August 4, 2022

Dissecting the spectrum of Modern Slavery - Decent Work

Larisa Kryachkova, Chief Human Rights Officer and Clara Iseppi, Human Rights Manager, slavefreetrade

Dissecting the spectrum of Modern Slavery - Decent Work

Why use a "spectrum"

The realities of exploitation that can be observed suggests that this is a complex social phenomenon (Skrivankova, 2010). We cannot oppose decent work and modern slavery as two binary values, with nothing in between. In reality, these two conditions exist on a spectrum, along which all situations that are not decent work are present, running from mild tos evere without falling in a binary opposition (Steinfeld, 2009). Along the spectrum, we can find all the situations that are incompatible with decent work, starting with milder violations (e.g. discrimination, breach of contract) and leading to the most serious violation (e.g. forced labour) (Skrivankova, 2010).

Modern Slavery - Decent Work Spectrum

Defining the forms of exploitation

The International Labour Organization (ILO) defines forced labour "as the antithesis of decent work” Decent work was defined in 1999 as ‘productive work under conditions of freedom,equity, security and dignity, in which rights are protected and adequate remuneration and social coverage are provided'. In 2006, the ILO completed this definition with other characteristics, such as the respect of labour rights.

Modern slavery on the other hand, refers to the “situations of exploitation that a person cannot refuse or leave (…)” (ILO, Alliance 8.7., Global Estimates of Modern Slavery, 2017). Forced labour is the most common form of modern slavery, and is defined by the ILO Forced.

The 10 Principles of Decent Work by slavefreetrade International

slavefreetrade aims at helping organisationsto identify possible human rights violations in their operations and supply chains. To do this, slavefreetrade has put together the 10 Principles of Decent Work, a set of universal principles that can be used to quantify decent work, anywhere in the world. These principles are agnostic to the jurisdictions of different countries, and can be applied to countries that lack legal definitions of forced labour. To label an organisation as ethical, and thus free of modern slavery, every principle must be fulfilled.
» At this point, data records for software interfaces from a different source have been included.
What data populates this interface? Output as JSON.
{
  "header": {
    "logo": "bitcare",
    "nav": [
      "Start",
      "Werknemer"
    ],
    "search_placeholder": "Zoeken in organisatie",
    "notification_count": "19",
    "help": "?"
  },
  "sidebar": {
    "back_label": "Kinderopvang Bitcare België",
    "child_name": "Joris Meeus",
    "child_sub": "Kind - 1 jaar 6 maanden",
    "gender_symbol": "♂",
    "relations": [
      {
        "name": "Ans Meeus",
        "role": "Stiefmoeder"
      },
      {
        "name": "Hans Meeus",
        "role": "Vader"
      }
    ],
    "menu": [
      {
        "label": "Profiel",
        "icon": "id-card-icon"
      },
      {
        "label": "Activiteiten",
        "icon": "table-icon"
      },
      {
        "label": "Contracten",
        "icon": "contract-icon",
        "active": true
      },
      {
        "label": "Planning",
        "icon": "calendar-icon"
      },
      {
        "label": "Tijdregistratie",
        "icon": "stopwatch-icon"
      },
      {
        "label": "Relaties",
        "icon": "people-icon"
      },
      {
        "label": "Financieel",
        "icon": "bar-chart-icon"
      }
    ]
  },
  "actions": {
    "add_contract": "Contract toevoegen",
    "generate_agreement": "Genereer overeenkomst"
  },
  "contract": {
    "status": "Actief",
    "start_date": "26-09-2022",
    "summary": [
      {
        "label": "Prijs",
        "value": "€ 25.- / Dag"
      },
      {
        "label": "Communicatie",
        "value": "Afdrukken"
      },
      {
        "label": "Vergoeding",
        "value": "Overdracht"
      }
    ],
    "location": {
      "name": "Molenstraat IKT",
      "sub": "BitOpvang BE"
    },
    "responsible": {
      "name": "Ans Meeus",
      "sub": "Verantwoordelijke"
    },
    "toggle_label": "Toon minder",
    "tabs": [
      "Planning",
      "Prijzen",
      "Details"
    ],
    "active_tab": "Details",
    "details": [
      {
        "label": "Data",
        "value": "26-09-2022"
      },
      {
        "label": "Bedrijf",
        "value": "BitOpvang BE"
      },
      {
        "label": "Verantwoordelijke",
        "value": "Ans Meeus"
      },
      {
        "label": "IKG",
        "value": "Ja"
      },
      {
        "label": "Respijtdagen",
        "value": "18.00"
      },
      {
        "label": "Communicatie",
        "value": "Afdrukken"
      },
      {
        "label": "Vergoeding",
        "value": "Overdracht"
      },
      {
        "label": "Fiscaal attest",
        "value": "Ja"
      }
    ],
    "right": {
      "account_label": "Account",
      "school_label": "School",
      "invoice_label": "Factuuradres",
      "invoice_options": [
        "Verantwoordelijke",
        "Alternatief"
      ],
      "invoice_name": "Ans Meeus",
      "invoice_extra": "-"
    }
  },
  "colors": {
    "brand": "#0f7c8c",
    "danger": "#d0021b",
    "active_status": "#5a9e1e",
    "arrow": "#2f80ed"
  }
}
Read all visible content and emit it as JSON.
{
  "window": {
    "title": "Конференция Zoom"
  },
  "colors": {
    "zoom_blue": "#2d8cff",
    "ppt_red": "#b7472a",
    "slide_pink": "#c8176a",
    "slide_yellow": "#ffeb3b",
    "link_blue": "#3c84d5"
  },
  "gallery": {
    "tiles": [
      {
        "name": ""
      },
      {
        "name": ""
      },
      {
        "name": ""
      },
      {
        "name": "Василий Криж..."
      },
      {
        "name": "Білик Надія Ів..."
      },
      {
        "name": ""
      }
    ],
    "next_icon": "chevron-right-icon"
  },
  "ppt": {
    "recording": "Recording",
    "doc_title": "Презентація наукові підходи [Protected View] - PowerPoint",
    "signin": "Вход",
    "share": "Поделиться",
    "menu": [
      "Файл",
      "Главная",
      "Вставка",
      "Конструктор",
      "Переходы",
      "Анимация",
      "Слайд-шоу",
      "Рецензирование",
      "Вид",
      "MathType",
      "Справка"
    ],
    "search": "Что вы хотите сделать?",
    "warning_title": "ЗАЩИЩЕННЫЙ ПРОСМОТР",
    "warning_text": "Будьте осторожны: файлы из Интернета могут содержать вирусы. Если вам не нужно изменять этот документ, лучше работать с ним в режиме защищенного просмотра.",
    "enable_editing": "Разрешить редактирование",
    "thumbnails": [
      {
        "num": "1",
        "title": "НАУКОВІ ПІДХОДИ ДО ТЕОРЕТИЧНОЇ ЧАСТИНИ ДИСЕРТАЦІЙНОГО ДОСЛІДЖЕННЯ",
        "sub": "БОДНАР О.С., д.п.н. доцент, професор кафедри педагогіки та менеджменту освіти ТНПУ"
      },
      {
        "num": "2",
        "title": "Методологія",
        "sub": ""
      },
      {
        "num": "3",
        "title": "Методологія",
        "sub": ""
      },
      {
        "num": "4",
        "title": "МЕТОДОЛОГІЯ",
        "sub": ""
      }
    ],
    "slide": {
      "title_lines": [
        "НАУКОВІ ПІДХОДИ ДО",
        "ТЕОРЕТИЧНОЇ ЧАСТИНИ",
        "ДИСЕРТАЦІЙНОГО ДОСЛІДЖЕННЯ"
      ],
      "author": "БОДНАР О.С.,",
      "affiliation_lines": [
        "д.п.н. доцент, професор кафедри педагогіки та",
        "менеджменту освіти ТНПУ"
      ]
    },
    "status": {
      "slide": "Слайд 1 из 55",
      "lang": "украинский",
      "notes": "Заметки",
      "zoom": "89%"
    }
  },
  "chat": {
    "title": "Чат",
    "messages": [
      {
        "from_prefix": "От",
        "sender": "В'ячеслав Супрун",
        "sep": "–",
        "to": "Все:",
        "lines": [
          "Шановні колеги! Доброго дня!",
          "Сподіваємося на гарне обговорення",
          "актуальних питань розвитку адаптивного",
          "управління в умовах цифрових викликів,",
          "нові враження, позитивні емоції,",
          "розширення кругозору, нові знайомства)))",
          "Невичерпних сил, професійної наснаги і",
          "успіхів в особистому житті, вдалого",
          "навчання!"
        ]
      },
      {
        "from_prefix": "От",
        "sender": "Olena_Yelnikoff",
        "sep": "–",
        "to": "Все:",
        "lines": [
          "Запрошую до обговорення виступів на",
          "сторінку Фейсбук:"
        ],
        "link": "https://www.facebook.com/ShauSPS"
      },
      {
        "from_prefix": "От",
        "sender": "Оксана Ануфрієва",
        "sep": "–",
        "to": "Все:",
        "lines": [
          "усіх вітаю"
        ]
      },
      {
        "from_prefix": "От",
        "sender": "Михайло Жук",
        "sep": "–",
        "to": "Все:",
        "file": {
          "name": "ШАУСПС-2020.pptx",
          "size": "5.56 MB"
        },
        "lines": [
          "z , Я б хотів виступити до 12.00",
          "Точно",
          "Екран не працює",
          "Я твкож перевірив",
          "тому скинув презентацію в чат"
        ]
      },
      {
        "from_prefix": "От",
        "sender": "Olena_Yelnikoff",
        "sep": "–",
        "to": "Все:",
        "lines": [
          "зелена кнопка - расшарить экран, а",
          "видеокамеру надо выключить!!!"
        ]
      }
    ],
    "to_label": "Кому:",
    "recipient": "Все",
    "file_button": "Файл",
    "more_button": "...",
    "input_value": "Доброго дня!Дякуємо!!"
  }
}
10 Principles for Decent Work


International Labor Organization (1930) Forced Labor Convention (No.29)

International Labor Organization (2006) Decent Work: Objectives and Strategies. Geneva: ILO

International Labor Organization (2017) Alliance 8.7., Global Estimates of Modern Slavery, ILO.

Available on:

Skrivankova K. (2010) Between decent work and forced labour: examining the continuum of exploitation. Joseph RowntreeFoundation (JRF) programme paper on Forced labour. Available on:

Steinfeld, R. (2009) Coercion/Consent in Labour. Working paper No. 66. Oxford: Centre on Migration, Policy and Society, University of Oxford